Leaving RJR

So, in 2005 he left.  Paul Bourassa took the legal job.  Jack had a wonderful retirement party at Neptune Hotel, black tie.  He was a consultant for a year.  Then worked for Heard, O’Toole in New York, a law firm that represented JTI on Canada.  Jack was there 5 years, and then it was bought by big Canadian law firm.  Bourassa settled the Macdonald case in Canada, and Jack’s only client was gone.

Jack got a great letter from the managing partner of the Canadian law firm telling how great it was to have him (and the 14 other people) join the 600-person firm.  The last paragraph said your final paycheck will be sent next month. So, he was part of the merger and then immediately fired.
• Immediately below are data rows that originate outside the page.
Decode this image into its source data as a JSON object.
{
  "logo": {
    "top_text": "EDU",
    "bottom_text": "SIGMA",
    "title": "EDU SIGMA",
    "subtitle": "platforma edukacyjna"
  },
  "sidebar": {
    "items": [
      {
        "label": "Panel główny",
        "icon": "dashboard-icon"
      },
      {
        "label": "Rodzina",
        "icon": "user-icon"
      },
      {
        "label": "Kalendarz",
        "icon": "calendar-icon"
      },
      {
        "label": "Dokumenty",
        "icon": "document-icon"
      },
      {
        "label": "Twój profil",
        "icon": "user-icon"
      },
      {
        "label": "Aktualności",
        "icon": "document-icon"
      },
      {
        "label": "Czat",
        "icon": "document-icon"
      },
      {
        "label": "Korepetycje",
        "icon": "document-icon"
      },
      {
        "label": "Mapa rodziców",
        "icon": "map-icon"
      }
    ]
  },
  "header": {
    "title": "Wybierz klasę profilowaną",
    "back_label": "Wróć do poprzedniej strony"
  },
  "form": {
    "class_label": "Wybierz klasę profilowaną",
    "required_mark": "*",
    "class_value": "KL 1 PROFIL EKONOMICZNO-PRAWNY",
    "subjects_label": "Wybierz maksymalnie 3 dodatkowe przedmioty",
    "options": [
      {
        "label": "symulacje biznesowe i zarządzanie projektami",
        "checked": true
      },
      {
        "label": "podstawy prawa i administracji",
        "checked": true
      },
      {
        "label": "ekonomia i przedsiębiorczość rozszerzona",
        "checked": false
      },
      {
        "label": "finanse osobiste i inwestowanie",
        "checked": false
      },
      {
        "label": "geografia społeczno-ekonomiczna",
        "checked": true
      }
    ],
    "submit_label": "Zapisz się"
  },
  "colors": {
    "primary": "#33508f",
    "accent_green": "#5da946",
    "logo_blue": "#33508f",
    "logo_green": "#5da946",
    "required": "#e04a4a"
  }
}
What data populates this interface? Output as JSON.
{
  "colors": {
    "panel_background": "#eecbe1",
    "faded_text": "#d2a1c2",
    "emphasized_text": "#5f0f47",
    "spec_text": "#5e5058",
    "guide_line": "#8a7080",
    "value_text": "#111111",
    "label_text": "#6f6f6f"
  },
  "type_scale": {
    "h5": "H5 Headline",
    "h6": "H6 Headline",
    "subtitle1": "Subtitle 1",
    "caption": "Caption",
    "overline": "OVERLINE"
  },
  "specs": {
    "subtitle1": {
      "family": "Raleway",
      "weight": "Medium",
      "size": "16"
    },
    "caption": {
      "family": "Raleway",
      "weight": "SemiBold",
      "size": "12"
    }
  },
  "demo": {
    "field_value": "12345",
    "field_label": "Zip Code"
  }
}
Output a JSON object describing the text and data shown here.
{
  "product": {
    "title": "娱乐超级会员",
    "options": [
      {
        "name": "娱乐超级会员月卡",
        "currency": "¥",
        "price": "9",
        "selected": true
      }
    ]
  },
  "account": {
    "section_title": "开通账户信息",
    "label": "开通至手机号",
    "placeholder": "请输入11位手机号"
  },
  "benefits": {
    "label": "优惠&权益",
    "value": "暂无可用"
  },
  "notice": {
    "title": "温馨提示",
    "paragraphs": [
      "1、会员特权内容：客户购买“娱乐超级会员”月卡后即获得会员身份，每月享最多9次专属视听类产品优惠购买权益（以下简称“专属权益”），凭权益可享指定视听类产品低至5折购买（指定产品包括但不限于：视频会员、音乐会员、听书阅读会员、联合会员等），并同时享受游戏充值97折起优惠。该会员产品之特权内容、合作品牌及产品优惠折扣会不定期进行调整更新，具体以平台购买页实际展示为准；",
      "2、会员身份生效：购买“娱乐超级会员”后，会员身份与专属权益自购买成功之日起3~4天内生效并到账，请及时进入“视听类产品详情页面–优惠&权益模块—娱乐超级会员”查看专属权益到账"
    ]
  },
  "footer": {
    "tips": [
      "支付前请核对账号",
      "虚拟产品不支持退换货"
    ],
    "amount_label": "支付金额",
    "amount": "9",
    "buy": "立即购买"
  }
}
I first met Jack Koach when I visited JTI people in Geneva in the early 1990s, even though he had lived in North Carolina and had worked for RJR. We did have a connection, however.  20 years earlier, as an RJR employee, I had worked on a volunteer basis to reconfigure the retirement fund at a local hospital, Forsyth Memorial.  Jack’s father, Harold Koach, was the head of hospital administration with whom I worked on the project. Jack and I have been connected since those Geneva days.  He enjoys his retirement at Kiawah, SC.

In the book, Jack gave useful anecdotes and details that are far more interesting than financial data, and I am indebted to him for his perspective and humor in describing dealing with Ross while in London, the London office’s reaction to the LBO, and Jack’s work from the Tobacco International side in selling that company to Japan Tobacco.  GAH.